[Extracted material Boundary: Start]
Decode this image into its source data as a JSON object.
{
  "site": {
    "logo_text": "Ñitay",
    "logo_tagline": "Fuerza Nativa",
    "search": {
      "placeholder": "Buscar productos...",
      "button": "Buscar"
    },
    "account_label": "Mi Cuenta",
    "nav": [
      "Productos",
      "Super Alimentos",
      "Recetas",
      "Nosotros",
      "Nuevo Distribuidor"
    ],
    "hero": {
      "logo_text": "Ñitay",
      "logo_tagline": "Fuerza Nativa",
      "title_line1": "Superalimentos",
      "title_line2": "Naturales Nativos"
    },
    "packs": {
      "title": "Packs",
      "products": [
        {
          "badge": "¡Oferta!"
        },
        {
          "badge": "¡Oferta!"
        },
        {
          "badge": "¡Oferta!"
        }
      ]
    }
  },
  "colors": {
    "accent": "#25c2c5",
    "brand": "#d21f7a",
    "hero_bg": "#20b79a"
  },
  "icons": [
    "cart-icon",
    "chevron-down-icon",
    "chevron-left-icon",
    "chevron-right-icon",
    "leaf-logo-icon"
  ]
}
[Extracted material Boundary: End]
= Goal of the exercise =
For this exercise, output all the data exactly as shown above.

= Task response =
Decode this image into its source data as a JSON object.
{
  "site": {
    "logo_text": "Ñitay",
    "logo_tagline": "Fuerza Nativa",
    "search": {
      "placeholder": "Buscar productos...",
      "button": "Buscar"
    },
    "account_label": "Mi Cuenta",
    "nav": [
      "Productos",
      "Super Alimentos",
      "Recetas",
      "Nosotros",
      "Nuevo Distribuidor"
    ],
    "hero": {
      "logo_text": "Ñitay",
      "logo_tagline": "Fuerza Nativa",
      "title_line1": "Superalimentos",
      "title_line2": "Naturales Nativos"
    },
    "packs": {
      "title": "Packs",
      "products": [
        {
          "badge": "¡Oferta!"
        },
        {
          "badge": "¡Oferta!"
        },
        {
          "badge": "¡Oferta!"
        }
      ]
    }
  },
  "colors": {
    "accent": "#25c2c5",
    "brand": "#d21f7a",
    "hero_bg": "#20b79a"
  },
  "icons": [
    "cart-icon",
    "chevron-down-icon",
    "chevron-left-icon",
    "chevron-right-icon",
    "leaf-logo-icon"
  ]
}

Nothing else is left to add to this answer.